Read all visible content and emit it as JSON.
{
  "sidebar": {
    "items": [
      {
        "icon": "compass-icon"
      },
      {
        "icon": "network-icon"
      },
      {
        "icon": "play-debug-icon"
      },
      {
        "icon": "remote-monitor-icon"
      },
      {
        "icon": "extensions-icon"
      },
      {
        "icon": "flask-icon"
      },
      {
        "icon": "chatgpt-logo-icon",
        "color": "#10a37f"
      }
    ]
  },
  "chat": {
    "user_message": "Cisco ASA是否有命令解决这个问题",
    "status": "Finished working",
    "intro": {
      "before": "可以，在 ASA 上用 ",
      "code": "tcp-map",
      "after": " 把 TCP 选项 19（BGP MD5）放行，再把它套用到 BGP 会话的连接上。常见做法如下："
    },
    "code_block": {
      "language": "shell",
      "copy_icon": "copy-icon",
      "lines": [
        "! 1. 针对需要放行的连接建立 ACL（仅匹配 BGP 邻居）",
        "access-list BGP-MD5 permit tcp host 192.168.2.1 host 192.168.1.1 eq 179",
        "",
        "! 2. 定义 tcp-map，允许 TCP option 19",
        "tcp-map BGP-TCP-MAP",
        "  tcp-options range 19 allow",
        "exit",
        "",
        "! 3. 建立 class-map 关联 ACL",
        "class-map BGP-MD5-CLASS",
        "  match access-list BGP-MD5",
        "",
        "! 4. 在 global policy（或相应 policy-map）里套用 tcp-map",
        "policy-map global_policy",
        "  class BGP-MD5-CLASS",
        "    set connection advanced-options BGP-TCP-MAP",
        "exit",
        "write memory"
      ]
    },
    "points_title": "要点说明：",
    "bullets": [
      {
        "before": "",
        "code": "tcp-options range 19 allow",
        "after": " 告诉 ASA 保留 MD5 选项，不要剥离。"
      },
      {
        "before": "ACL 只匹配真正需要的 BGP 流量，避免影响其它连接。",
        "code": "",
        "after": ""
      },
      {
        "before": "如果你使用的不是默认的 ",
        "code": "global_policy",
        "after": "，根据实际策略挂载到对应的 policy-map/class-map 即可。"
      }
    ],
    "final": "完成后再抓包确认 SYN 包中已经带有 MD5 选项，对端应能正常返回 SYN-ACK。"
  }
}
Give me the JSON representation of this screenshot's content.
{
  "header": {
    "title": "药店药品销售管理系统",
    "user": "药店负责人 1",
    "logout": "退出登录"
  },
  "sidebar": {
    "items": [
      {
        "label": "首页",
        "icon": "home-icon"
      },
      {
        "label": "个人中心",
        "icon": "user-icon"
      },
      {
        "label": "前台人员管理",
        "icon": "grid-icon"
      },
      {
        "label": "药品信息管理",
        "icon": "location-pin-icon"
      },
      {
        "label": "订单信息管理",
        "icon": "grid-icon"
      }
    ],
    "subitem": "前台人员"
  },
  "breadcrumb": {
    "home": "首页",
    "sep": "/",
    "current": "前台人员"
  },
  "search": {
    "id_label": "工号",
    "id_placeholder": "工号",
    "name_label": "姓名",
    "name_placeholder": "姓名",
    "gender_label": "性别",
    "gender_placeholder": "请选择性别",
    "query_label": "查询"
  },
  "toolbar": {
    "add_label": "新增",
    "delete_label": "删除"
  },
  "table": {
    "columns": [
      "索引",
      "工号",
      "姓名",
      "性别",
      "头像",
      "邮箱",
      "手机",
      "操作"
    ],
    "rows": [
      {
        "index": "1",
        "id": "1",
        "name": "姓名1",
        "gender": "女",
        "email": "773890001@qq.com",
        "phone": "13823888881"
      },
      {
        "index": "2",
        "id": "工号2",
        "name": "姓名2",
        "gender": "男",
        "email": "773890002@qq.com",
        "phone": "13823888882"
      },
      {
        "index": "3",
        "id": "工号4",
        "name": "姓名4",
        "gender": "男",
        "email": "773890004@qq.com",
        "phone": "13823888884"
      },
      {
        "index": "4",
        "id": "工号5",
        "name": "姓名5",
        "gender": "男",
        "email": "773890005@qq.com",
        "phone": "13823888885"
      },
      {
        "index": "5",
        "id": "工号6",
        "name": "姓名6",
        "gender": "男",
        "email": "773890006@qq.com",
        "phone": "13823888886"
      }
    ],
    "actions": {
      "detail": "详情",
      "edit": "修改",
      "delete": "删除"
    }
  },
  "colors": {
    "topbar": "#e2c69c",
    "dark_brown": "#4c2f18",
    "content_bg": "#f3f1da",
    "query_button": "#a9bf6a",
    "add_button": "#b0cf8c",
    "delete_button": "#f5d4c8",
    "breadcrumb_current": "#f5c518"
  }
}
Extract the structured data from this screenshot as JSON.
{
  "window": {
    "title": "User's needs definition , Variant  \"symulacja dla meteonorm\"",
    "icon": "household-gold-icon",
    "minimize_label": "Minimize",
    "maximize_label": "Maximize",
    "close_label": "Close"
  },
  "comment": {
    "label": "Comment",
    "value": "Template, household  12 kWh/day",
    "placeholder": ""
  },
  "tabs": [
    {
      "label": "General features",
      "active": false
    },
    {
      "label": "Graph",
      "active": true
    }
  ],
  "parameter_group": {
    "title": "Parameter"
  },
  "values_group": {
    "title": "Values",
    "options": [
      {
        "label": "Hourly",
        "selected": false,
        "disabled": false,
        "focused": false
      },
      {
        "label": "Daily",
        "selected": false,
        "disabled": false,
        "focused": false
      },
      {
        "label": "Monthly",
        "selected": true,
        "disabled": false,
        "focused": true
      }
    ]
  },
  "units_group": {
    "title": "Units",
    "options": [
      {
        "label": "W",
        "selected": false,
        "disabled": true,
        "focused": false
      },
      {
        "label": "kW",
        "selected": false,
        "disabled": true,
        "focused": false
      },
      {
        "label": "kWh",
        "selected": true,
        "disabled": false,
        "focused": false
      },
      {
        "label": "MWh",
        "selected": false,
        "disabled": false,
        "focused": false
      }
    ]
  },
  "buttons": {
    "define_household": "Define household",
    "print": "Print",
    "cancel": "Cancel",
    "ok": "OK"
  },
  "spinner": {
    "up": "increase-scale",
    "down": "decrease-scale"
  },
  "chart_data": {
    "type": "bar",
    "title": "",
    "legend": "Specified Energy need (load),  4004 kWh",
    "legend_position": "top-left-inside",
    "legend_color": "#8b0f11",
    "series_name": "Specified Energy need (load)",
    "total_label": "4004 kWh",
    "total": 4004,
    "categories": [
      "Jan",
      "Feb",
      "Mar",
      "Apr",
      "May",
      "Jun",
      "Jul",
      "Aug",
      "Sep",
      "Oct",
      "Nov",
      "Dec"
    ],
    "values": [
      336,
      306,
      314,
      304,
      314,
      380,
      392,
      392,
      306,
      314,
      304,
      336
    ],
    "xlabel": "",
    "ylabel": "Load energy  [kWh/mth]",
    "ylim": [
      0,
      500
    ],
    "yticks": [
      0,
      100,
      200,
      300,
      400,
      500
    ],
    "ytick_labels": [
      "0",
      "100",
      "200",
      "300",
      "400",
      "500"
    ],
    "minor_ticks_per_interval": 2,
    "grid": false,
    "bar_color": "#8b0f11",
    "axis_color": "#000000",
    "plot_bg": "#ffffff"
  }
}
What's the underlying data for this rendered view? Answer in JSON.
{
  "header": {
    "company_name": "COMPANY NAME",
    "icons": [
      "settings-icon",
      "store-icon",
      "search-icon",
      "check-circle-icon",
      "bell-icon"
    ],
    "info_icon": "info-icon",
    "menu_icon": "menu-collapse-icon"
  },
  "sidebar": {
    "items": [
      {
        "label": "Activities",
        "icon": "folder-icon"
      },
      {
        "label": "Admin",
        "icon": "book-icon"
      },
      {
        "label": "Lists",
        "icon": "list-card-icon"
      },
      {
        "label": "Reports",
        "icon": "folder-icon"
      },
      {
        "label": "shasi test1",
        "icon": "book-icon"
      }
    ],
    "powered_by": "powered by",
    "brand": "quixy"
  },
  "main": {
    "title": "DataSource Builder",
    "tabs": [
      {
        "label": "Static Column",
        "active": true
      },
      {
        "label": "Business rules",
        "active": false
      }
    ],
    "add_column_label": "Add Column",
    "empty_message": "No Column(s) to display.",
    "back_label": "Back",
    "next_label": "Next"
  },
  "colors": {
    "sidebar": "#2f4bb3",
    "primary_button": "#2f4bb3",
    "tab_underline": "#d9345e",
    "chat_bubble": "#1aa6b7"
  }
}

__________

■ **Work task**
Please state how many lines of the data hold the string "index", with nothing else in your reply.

■ **Task output**
5